(GIVEN DATA begins)
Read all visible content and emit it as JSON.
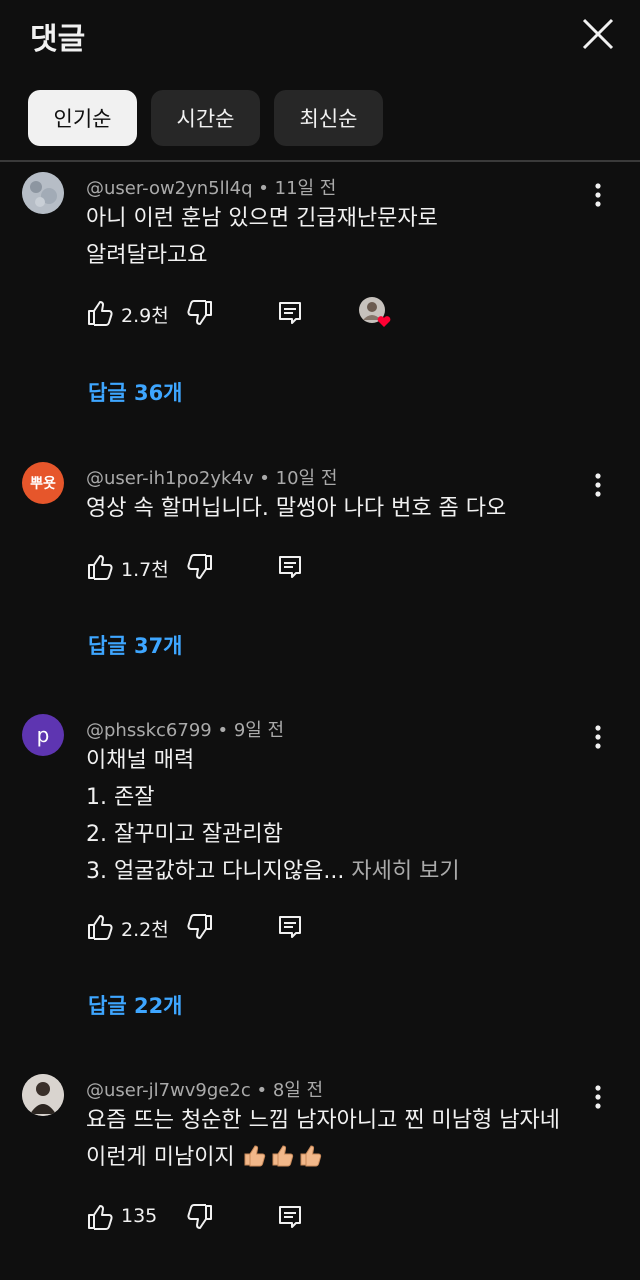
{
  "header": {
    "title": "댓글",
    "close_icon": "close-icon"
  },
  "chips": [
    {
      "label": "인기순",
      "active": true
    },
    {
      "label": "시간순",
      "active": false
    },
    {
      "label": "최신순",
      "active": false
    }
  ],
  "comments": [
    {
      "author": "@user-ow2yn5ll4q",
      "time": "11일 전",
      "lines": [
        "아니 이런 훈남 있으면 긴급재난문자로",
        "알려달라고요"
      ],
      "likes": "2.9천",
      "replies": "답글 36개",
      "creator_heart": true
    },
    {
      "author": "@user-ih1po2yk4v",
      "time": "10일 전",
      "avatar_text": "뿌욧",
      "lines": [
        "영상 속 할머닙니다. 말썽아 나다 번호 좀 다오"
      ],
      "likes": "1.7천",
      "replies": "답글 37개"
    },
    {
      "author": "@phsskc6799",
      "time": "9일 전",
      "avatar_text": "p",
      "lines": [
        "이채널 매력",
        "1. 존잘",
        "2. 잘꾸미고 잘관리함",
        "3. 얼굴값하고 다니지않음..."
      ],
      "read_more": "자세히 보기",
      "likes": "2.2천",
      "replies": "답글 22개"
    },
    {
      "author": "@user-jl7wv9ge2c",
      "time": "8일 전",
      "lines": [
        "요즘 뜨는 청순한 느낌 남자아니고 찐 미남형 남자네",
        "이런게 미남이지"
      ],
      "likes": "135"
    }
  ],
  "separator": "•",
  "colors": {
    "background": "#0f0f0f",
    "chip": "#272727",
    "link": "#3ea6ff",
    "meta": "#aaaaaa",
    "heart": "#ff0033"
  }
}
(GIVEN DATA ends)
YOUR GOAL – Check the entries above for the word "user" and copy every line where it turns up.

ANSWER FOR THIS EXERCISE –
      "author": "@user-ow2yn5ll4q",
      "author": "@user-ih1po2yk4v",
      "author": "@user-jl7wv9ge2c",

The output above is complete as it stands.